Type and Typography, Reinhold Publishing Corporation, 1963, selected pages

Rosen passed away on September 7, 2020. The New York Times, November 22, 2020, published a death notice.
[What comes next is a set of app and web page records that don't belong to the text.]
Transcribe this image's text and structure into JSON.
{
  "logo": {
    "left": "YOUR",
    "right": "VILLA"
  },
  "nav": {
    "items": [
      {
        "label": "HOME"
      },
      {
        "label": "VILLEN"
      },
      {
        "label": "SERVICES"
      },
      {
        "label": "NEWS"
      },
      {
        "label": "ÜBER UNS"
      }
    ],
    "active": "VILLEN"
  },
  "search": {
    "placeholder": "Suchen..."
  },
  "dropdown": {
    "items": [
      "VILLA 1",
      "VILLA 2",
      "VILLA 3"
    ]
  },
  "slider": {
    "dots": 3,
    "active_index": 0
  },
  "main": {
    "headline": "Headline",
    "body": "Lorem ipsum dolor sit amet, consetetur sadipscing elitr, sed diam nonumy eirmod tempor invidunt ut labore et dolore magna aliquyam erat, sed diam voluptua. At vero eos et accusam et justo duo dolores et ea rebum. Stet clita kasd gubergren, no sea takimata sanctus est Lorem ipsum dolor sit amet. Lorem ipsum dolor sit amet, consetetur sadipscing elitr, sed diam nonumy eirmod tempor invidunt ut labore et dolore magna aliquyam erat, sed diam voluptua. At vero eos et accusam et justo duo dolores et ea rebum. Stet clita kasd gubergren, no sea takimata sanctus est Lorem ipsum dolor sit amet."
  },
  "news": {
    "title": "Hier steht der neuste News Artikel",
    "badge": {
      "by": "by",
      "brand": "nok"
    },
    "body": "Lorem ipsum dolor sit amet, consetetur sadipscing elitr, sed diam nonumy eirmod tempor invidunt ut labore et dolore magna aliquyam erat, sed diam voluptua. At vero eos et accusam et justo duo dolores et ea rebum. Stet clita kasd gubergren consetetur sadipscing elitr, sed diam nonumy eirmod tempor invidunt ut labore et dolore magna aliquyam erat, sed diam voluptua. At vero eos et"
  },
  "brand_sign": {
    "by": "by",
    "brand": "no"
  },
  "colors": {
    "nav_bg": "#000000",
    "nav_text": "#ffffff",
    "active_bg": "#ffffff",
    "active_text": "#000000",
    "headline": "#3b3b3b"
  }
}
Ben Rosen died on September 7, with family by his side, just missing his 100th birthday by a few weeks. A visual communications consultant and graphic designer, he was best known as author of two classic graphic design reference books, Type & Typography: The Designer’s Type Book, and The Corporate Search for Visual Identity. His graphic design work was part of the post World War II period of explosive growth in creative graphic design in the U.S. In 2005, Mr. Rosen’s surviving work and papers were acquired by the Hartman Center for Sales, Advertising and Marketing History, a department of the Rare Book, Manuscript and Special Collections Library of Duke University. Born and raised in Detroit, he attended Cass Technical High School and Cranbrook Academy. In 1940, he came to New York to attend Pratt Institute. During World War II he was classified as Aerial Motion Picture Photographer assigned to the 8th Air Force, 14th Photo Reconnaissance unit based at Mount Farm Airfield, then at Chalgrove Airfield, both in Oxfordshire, England. Returning to New York in 1946, Mr. Rosen began his graphic design career, opening shop as Ben Rosen Associates in 1948. He accumulated recognition and awards from the Art Directors Club, The AIGA, Package Design Council and a variety of trade publications. His client roster came to include Exxon, The Equitable Life Assurance Co., Memorial Sloan-Kettering Cancer Center, Tishman Realty & Construction Company, Standard Brands International, Philip Morris Inc., The United Nations Association, CCMI/McGraw Hill, and Richardson Vicks. When his book, Type and Typography was first published in 1963, hot metal type was the norm. The type foundries that produced it rarely published full fonts with their promotional material for fear their designs would be copied by competing foundries. Mr. Rosen convinced foundries from around the world to make available to him a broad spectrum of complete fonts. He selected the best versions to include in the book, accompanied by related design and historic information. Known among graphic design students as “the Bible”, the book remained in print for over 30 years, with later versions including digital type. His 1970 book, The Corporate Search of Visual Identity addressed the relatively new discipline of corporate visual identification, describing the process from both the designer and corporate viewpoints. By showing some 16 outstanding visual identification programs in detail, he presented designers and corporate personnel insights into the best work done in that field. In 1975, Mr. Rosen relocated his studio from New York to his residence in Hohokus, New Jersey. Gradually moving toward retirement, he spent some 10 years as an active member of the Art Advisory Committee of Bergen Community College. Mr. Rosen moved to The Woodlands, Texas after his wife Jane died in 2012. He is survived by his daughter Laura and her husband Adrian, his son Ralph and his wife Mary, his grandson David, granddaughter Sarah and her husband Mike, and great grandsons Henry and Jack.

(Updated and revised December 8, 2022. Next post on Monday: Bone Man)